Interestingly, tomorrow's press conference will be hosted by interim chief executive Paul Thwaite and chief financial officer Kate Murray. It is not clear if there will be an appearance from Sir Howard, who had been a staunch defender of Dame Alison until political pressure from 10 Downing Street ultimately forced her to resign.

NatWest remains 38.7% owned by UK taxpayers as a consequence of its £45.5 billion bailout at the height of the financial crisis of 2008 and 2009.

Sir Howard will stand down as chairman next year when his nine-year tenure, the maximum recommended under City rules, comes to an end.

READ MORE: Does Alison Rose deserve sympathy after Farage row sees her lose job?

Yet the Farage scandal, which also led to the departure of Coutts chief executive Peter Flavel, is not the only subject on which NatWest may face scrutiny tomorrow.

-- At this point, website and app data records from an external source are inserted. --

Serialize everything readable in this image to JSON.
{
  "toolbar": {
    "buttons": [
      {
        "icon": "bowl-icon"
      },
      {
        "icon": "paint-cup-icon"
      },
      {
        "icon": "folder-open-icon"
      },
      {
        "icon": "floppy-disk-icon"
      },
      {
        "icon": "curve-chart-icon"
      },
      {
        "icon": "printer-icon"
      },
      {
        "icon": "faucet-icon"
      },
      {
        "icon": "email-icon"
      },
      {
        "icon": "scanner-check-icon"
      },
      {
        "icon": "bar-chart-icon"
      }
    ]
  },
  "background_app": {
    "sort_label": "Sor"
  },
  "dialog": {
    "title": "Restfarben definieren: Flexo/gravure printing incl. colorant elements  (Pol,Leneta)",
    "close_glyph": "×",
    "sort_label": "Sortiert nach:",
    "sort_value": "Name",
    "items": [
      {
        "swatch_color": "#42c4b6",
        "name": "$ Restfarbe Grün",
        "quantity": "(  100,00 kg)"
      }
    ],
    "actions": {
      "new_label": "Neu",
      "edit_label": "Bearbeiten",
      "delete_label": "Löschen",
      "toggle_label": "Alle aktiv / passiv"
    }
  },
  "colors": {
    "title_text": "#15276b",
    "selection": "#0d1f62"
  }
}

Major UK banks have been facing criticism for not adequately passing on the recent rises in interest rates to savers, leading the Financial Conduct Authority to urge them to pass the higher rates on more quickly to depositors.

In late July, the FCA set out a 14-point action plan to ensure banks and building societies pass on interest rate rises to savers appropriately, communicate with customers more effectively and offer better saving rate deals.

That came after it found nine of the biggest savings providers, on average, passed through only 28% of the base rate rises to their easy access deposits between January 2022 and May 2023.

Greater pass-through was found with regard to notice and fixed-term deposits, though the watchdog said there was significant variance between firms, with smaller providers offering higher interest rates on average than their larger competitors.

With NatWest expected by analysts to report an operating pre-tax profit of £1.4bn for the third quarter tomorrow, up from £1.1bn at the same stage last year, its top brass may well be questioned on the extent to which it is passing on the benefit of high interest rates, which have powered its results this year, to those who save with the institution.

READ MORE: NatWest chairman admits Dame Alison had to go but vows to stay on

Reporting its results for the third quarter yesterday, Lloyds Banking Group said its net interest margin had fallen by six basis points to 3.08%, which it noted had been expected “given the expected mortgage and deposit pricing headwinds”.

Customer deposits at the Bank of Scotland owner dropped by £5bn in the nine months to September 30 to £470.3bn. That came as a £9.4bn reduction in retail current account deposits was partly offset by a combined £5.2bn increase in retail savings and wealth balances.

The Bank of England base rate currently stands at 5.25%, following a flurry of increases voted through by its Monetary Policy Committee to combat surging inflation. The MPC voted to hold rates at 5.25% in September, which may signify that the long-running boost to bank margins from the increase in rates has peaked. It is next due to meet in November.

Meanwhile, as the spotlight falls once more on Dame Alison Rose, the star of another standard bearer for senior female banking leaders is rising.

Debbie Crosbie, a Scottish banker who spent 21 years with the former Clydesdale Bank and three years as the boss of TSB, has been chief executive of Nationwide since June last year, when she became the first female leader of the institution.

Reports suggest Nationwide has been among the most responsive of the major banks and building societies to rising base rates by offering higher returns to savers, and won plaudits earlier this year with its £100 cash payment for customers to help them with the cost of living.

It has also been on the front foot with regard to maintaining a presence on the high street. While many banks continue to slash their bricks and mortar networks, Nationwide is currently on TV with a major advertising campaign, starring Dominic West and Sunil Patel, in which it makes clear that it will not be closing branches.

The building society has extended its branch promise, under which it will keep a branch in every town or city it currently has a presence in until at least 2026. As of October 1, it had 605 branches on UK high streets, more than any other major bank or building society. However, it has been no stranger to branch closures itself in the fairly recent past.